The dollar index pulled further away from 20-year highs on Wednesday, having already priced the US Federal Reserve to raise interest rates by a half-point later in the day and by some 250 basis points by year-end.
Currency markets have settled in to wait for the Fed’s 1800 GMT announcement and Chairman Jerome Powell’s news conference, having endured wild gyrations in recent weeks, with the dollar soaring to 20-year highs against a basket of currencies.
Money markets are betting the Fed will raise rates as high as 3.6 percent by end-2023 to tame inflation at 40-year highs.
Having kicked off its hiking cycle in March, the Fed is seen delivering a 50 bps move on Wednesday, with two more half-point hikes priced for the next two meetings.
It may also announce when it will start reducing its $9 trillion balance sheet.
Those bets lifted the dollar index 5 percent last month to around 103.93. It has since slipped 0.3 percent off those levels and by 00830 GMT, was at 103.39, slightly lower on the day.
“A major correction in the dollar would happen only if the Fed pushes back against hawkish market pricing and until they do that, there is a degree of freedom for markets to reprice the terminal rate to 4 percent,” ING Bank strategist Francesco Pesole.
“We are also in a situation where if you let go of dollar positions, where do you put your money?,” Pesole said, noting the effect of the Russia-Ukraine war on Europe and the economic slowdown in China.
Dollar strength has weighed on other currencies, pushing the euro last week to two-decade lows around $1.0469. It stood at $1.0512 on Wednesday.
“The fundamentals, the interest rate difference, the growth outlook, the risk-off mood, all tend to favor the dollar,” said Gergely Majoros, member of the investment committee at Carmignac.
“A lot of factors point to a stronger dollar and weaker euro...in our global portfolio we have increased dollar positioning.”
Some note markets’ expectations of future US inflation — so-called breakevens — derived from Treasury inflation-protected securities (TIPS) have eased, with 5-year breakevens around 3.2 percent, versus April highs of 3.6 percent.
ING’s Pesole dismissed the moves, however.
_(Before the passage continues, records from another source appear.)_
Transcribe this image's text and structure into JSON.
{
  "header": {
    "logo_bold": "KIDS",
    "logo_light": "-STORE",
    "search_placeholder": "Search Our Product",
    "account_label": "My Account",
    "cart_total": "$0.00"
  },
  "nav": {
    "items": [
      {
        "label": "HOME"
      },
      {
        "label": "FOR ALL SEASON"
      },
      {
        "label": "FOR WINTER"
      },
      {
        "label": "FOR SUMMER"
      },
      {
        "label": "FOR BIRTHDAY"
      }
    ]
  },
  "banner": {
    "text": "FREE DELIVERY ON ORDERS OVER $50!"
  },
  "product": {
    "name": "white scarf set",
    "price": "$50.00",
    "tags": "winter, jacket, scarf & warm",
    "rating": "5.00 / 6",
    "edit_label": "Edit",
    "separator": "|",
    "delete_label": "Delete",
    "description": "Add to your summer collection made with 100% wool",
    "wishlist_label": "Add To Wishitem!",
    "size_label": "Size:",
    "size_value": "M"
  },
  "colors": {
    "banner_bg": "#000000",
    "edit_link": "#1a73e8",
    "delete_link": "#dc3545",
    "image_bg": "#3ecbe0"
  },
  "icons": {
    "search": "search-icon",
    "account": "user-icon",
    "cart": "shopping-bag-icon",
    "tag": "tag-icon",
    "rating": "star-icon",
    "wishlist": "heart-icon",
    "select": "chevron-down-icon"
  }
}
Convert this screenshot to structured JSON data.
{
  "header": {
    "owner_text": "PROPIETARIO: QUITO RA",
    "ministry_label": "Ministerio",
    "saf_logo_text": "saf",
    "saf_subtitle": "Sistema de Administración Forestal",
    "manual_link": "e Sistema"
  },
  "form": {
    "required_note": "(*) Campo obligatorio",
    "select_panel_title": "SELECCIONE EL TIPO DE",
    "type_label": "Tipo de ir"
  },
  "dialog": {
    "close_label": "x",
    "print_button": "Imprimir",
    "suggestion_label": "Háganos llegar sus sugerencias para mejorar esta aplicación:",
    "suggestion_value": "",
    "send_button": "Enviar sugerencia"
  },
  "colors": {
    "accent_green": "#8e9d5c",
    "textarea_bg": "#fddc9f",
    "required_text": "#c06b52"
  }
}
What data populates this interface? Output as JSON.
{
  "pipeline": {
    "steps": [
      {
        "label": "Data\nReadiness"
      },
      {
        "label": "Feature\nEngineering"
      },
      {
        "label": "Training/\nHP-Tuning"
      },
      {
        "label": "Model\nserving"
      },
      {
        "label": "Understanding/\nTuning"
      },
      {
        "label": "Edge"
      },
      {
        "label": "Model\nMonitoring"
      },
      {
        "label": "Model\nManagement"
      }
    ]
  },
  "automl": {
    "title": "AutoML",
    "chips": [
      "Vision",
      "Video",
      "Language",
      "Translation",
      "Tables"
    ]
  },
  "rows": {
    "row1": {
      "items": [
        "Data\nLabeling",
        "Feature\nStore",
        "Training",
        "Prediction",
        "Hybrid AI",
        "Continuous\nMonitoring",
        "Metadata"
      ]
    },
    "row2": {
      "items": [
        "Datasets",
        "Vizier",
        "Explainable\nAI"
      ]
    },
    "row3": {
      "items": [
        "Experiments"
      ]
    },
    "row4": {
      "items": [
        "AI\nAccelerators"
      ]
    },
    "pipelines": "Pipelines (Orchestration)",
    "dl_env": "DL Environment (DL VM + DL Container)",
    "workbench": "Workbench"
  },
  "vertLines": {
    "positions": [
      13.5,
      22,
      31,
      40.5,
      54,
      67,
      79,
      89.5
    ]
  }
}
“If the Fed provides an indication they will aggressively front-load the tightening cycle and the back end of the Treasury curve comes off a bit, that will be the indication that markets are starting to price the Fed getting ahead of the curve (on inflation),” he added.